Happily for me, others have covered the basics. PZ wrote about a typical day on the cruise, and not to disappoint anyone, but I agree with what he says there. Skeptics, like any other group, are not a homogeneous mix; we have talkers, partiers, shy retirees, young folks, old folks, and everything in between. But what we all shared was a love for nature, science, and reality, and that is a very refreshing and solid atmosphere in which to travel. Several times I announced I’d be on the top deck to point out the few stars we could see between the clouds (and with the Moon washing out a lot of the sky), and each time — every single time — a crowd of people showed up, even when it meant postponing a meal.
That’s a good group to hang out with.

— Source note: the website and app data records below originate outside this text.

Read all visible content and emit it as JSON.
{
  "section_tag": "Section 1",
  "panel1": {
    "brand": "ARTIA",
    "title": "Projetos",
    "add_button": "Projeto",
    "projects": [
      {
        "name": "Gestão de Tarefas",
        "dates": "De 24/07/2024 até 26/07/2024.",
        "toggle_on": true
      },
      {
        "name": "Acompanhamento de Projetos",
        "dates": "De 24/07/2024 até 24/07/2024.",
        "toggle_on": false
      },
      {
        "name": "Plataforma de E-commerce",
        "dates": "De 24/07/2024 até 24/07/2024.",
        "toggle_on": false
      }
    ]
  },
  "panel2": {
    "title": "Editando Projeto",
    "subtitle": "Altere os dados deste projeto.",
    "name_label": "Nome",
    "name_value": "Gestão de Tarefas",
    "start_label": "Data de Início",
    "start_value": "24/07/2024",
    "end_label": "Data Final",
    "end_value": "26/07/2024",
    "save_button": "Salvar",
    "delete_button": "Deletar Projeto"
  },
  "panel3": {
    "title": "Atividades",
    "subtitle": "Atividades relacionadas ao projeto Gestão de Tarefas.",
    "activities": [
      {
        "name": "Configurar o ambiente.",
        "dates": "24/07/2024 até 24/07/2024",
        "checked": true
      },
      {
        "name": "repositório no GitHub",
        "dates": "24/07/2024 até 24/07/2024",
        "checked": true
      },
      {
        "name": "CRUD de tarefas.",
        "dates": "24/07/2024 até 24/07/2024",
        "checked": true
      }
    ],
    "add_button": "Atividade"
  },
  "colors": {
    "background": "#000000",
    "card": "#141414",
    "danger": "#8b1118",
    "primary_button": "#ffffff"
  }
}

One highlight of the trip was being at the Equator. We had about an hour to play around, and that was fun. I took videos of toilets flushing (that’ll be a while before I can put it up, patience please!) which raised some eyebrows — in those cases, the language barrier worked to my advantage, since I could just stare down anyone staring at me — and I’ll spoil the results by saying the way the toilets flushed had nothing to do with the Equator. That’s good, since I wrote a whole chapter in my first book (Bad Astronomy) making that case. Anyway, yes, that’s me and the awesomeness that is George Hrab lying on the Equator itself in the picture above. I was posing like that and didn’t even know that he had laid down behind me, so that picture makes me laugh even more.
Being there with James Randi was of course a special treat as well. He turned 80 while on the cruise, but you’d never know it. He went on a lot of land excursions, hiking over volcanic rocks, iguanas, sand, and cacti, all the while apparently never getting his pants or shoes wet. I know he’s a stage magician and conjourer, but it’s difficult to know how he pulled that off; I and everyone else got soaked. Does he walk on water? Well, I’m a skeptic, so I doubt it. But I wonder.
I am very, very glad the James Randi Educational Foundation set this expedition up; it really is a moving and astonishing experience. I can safely say the other passengers agreed; you can read their exploits all over the place, like here, and here, and of course on the JREF forum. I also highly recommend reading PZ’s transcription of a short speech he made on the cruise about Darwin. It made me appreciate what Darwin did a lot more. I plan on reading On the Origin of Species very soon, in fact, now that I’ve seen from where these ideas came.
I know that the Galapagos islands will have a profound affect on me for years to come. They tend to do that. A lot of our understanding and appreciation for nature and biology — and yes, evolution — stems from the Galapagos, but even without that they are a place that stimulate the mind and excite us to a deep, profound level. But then, that’s what science is all about. Understanding and appreciation.
And I wonder: just how deeply was I affected? I think the Galapagos are a part of me now… and being a good scientist, I have proof.